### [What is required]
Copies of all lines containing the string "TEMA" are needed from the data below.

### [The records]
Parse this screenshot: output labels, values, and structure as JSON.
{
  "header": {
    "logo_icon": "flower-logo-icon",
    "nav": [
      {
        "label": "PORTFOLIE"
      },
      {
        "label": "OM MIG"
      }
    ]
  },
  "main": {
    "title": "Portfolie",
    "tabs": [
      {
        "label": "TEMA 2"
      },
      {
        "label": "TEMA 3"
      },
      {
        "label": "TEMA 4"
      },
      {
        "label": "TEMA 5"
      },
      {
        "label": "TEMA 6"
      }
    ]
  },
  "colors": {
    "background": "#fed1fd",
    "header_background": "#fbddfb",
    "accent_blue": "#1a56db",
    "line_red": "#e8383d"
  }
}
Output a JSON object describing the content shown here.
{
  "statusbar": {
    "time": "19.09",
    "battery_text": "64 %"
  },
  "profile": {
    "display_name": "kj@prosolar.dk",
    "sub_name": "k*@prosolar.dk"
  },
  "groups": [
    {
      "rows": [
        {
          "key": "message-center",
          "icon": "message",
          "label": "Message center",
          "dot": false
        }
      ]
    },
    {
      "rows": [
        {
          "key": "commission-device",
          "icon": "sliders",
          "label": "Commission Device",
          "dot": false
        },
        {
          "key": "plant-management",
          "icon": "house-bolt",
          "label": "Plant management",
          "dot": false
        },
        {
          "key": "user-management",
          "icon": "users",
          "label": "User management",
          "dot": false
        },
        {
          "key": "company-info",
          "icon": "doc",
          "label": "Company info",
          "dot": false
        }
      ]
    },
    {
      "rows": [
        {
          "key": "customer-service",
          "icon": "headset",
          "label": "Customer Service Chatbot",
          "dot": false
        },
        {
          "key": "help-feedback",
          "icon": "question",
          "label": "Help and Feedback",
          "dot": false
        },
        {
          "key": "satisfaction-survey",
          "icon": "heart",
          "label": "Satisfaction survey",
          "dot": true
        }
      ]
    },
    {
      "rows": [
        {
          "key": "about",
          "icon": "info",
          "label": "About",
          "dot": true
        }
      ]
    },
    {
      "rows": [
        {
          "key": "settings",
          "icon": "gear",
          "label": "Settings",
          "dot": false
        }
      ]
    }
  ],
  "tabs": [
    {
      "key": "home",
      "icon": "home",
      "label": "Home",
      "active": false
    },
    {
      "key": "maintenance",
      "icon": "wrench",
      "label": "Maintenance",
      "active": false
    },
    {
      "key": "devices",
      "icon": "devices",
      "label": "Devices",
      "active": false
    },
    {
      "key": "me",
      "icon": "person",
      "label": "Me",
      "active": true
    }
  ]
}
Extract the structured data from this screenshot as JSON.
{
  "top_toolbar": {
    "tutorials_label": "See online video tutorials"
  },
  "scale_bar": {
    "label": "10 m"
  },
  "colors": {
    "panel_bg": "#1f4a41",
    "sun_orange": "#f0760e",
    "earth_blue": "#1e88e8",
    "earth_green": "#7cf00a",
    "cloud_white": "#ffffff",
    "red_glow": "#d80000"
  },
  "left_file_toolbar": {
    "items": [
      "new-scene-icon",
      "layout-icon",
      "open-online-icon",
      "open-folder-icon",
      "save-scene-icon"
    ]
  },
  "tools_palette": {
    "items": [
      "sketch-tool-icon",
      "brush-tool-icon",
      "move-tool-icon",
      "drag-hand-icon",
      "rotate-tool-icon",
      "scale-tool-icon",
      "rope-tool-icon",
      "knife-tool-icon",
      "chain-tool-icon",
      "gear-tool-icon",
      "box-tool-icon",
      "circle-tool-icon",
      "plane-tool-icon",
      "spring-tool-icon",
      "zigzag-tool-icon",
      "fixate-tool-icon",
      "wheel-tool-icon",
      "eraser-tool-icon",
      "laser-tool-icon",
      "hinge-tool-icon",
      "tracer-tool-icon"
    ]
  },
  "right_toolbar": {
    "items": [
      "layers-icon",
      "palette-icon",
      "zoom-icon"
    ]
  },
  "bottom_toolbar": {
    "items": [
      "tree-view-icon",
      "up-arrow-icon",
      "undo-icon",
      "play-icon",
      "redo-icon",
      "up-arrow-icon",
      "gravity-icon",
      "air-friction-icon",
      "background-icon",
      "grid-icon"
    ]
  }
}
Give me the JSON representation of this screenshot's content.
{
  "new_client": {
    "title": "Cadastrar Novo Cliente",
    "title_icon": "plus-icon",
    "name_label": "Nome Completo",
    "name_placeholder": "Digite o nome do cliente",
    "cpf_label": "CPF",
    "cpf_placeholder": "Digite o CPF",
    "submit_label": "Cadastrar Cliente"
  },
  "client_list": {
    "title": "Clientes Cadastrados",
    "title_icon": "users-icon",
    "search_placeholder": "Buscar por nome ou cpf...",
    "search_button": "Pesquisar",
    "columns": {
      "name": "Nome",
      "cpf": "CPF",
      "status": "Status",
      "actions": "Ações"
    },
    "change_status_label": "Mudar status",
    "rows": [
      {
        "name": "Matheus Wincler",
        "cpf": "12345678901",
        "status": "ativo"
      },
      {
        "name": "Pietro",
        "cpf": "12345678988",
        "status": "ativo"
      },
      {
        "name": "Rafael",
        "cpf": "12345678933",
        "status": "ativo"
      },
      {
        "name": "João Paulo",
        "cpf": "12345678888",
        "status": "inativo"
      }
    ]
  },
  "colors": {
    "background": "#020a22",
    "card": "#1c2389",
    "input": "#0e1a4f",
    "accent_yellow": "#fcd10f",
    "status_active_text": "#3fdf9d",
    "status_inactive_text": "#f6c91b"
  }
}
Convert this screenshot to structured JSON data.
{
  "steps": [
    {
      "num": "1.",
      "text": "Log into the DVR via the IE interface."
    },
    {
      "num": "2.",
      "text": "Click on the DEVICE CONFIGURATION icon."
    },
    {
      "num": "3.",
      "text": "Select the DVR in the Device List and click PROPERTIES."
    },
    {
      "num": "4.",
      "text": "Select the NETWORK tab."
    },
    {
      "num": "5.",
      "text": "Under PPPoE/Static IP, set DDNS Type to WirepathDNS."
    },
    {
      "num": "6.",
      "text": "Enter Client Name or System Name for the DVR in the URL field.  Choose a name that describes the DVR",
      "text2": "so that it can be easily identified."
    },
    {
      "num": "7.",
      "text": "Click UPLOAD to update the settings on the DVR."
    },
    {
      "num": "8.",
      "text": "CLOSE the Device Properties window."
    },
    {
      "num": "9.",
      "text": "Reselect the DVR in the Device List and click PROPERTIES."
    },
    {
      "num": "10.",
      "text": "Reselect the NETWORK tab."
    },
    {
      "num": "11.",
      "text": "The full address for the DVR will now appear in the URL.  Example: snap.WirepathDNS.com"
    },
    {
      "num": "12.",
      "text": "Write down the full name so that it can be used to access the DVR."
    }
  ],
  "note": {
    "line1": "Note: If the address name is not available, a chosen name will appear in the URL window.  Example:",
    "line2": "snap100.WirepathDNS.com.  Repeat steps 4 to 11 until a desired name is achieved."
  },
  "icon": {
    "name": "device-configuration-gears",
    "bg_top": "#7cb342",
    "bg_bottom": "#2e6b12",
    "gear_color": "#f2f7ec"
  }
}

### [Reply]
        "label": "TEMA 2"
        "label": "TEMA 3"
        "label": "TEMA 4"
        "label": "TEMA 5"
        "label": "TEMA 6"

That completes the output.